Cooked shrimp can typically be stored in the refrigerator for about 3 to 4 days. It’s important to refrigerate them promptly after cooking and ensure they are stored at a temperature of 40°F (4°C) or below. Proper storage conditions play a vital role in maintaining the quality and safety of the shrimp.
Can I freeze cooked shrimp for longer storage?
Yes, freezing cooked shrimp is an option for extending its shelf life. To freeze cooked shrimp, place them in a freezer-safe container or bag, remove as much air as possible, and seal tightly. Frozen cooked shrimp can last for several months without significant loss in quality. Just remember to thaw them properly before consumption.
How can I tell if cooked shrimp has gone bad?
Inspect the cooked shrimp before consuming it. Look for any signs of discoloration, sliminess, or an off-putting odor. If you notice any of these indications, it’s best to discard the shrimp to avoid the risk of foodborne illnesses. Trust your senses and prioritize your health when determining the freshness of cooked shrimp.
Can I store cooked shrimp with raw seafood or meat?

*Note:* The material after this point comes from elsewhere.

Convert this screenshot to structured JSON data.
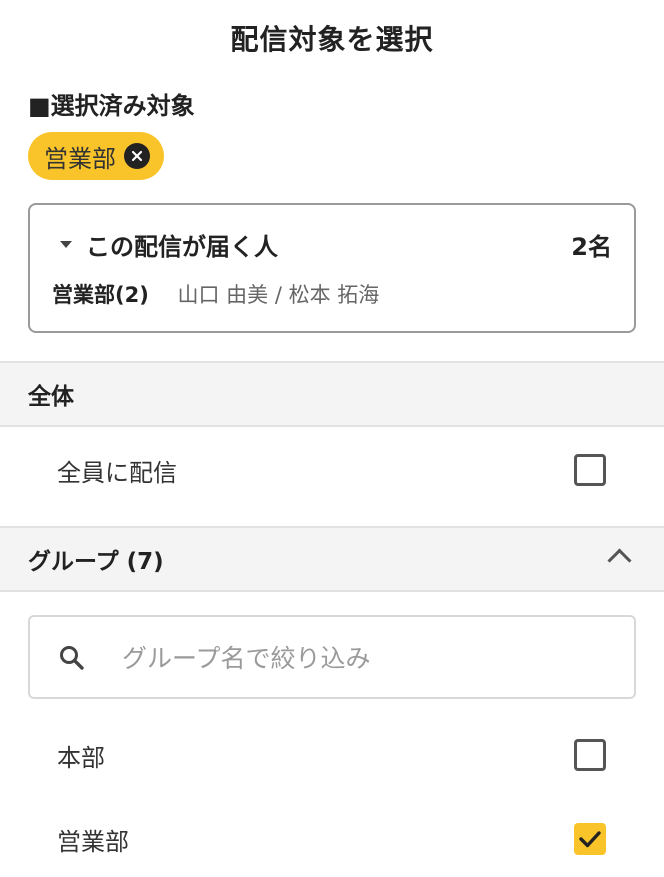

It’s recommended to store cooked shrimp separately from raw seafood, meat, and poultry to prevent cross-contamination. Raw proteins can harbor harmful bacteria, which may contaminate the cooked shrimp and increase the risk of foodborne illnesses. Always use separate containers or wrap them tightly to ensure proper storage and minimize potential health risks.
What are the key factors that affect the shelf life of cooked shrimp?

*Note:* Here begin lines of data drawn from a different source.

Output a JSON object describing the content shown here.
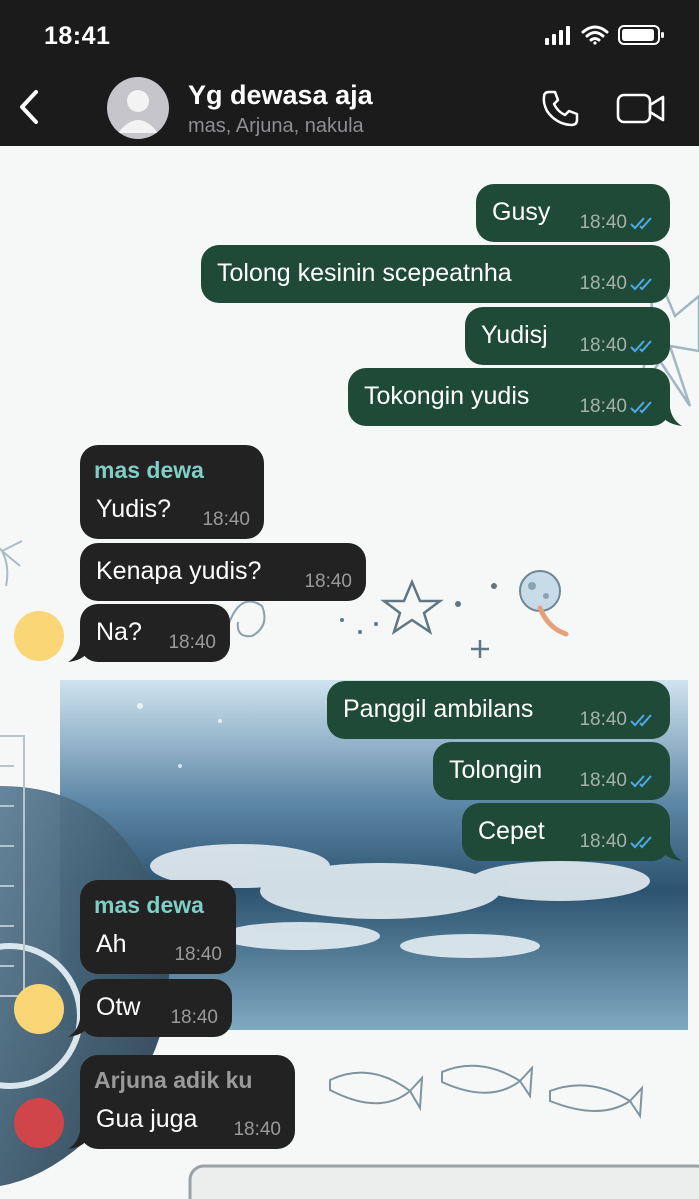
{
  "status_bar": {
    "time": "18:41"
  },
  "header": {
    "title": "Yg dewasa aja",
    "members": "mas, Arjuna, nakula"
  },
  "colors": {
    "outgoing_bubble": "#1f4a37",
    "incoming_bubble": "#222222",
    "mas_dewa_name": "#7ecfc6",
    "arjuna_name": "#9a9a9a",
    "mas_dewa_avatar": "#fbd676",
    "arjuna_avatar": "#d0454a",
    "read_ticks": "#4fa9e6"
  },
  "messages": [
    {
      "dir": "out",
      "text": "Gusy",
      "time": "18:40"
    },
    {
      "dir": "out",
      "text": "Tolong kesinin scepeatnha",
      "time": "18:40"
    },
    {
      "dir": "out",
      "text": "Yudisj",
      "time": "18:40"
    },
    {
      "dir": "out",
      "text": "Tokongin yudis",
      "time": "18:40"
    },
    {
      "dir": "in",
      "sender": "mas dewa",
      "text": "Yudis?",
      "time": "18:40"
    },
    {
      "dir": "in",
      "text": "Kenapa yudis?",
      "time": "18:40"
    },
    {
      "dir": "in",
      "text": "Na?",
      "time": "18:40"
    },
    {
      "dir": "out",
      "text": "Panggil ambilans",
      "time": "18:40"
    },
    {
      "dir": "out",
      "text": "Tolongin",
      "time": "18:40"
    },
    {
      "dir": "out",
      "text": "Cepet",
      "time": "18:40"
    },
    {
      "dir": "in",
      "sender": "mas dewa",
      "text": "Ah",
      "time": "18:40"
    },
    {
      "dir": "in",
      "text": "Otw",
      "time": "18:40"
    },
    {
      "dir": "in",
      "sender": "Arjuna adik ku",
      "text": "Gua juga",
      "time": "18:40"
    }
  ]
}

Several factors can influence how long cooked shrimp can be stored in the fridge. These factors include the initial freshness of the shrimp, storage temperature, storage conditions (such as airtight containers and proper handling), and individual tolerance to food spoilage. By considering these factors, you can optimize the shelf life and quality of your cooked shrimp.
In conclusion, the shelf life of cooked shrimp in the fridge is approximately 3 to 4 days. By following proper storage guidelines, such as refrigerating promptly, maintaining a consistent temperature, and avoiding cross-contamination, you can maximize the freshness and safety of your cooked shrimp.
Remember to use odor-proof containers, label and date your stored shrimp, and discard them if you notice any visual or odor changes. Freezing is also an option if you have excess cooked shrimp that you won’t consume within the recommended storage period.
Factors that affect the shelf life of cooked shrimp include the initial freshness of the shrimp, storage temperature, storage conditions, handling and preparation practices, and individual tolerance.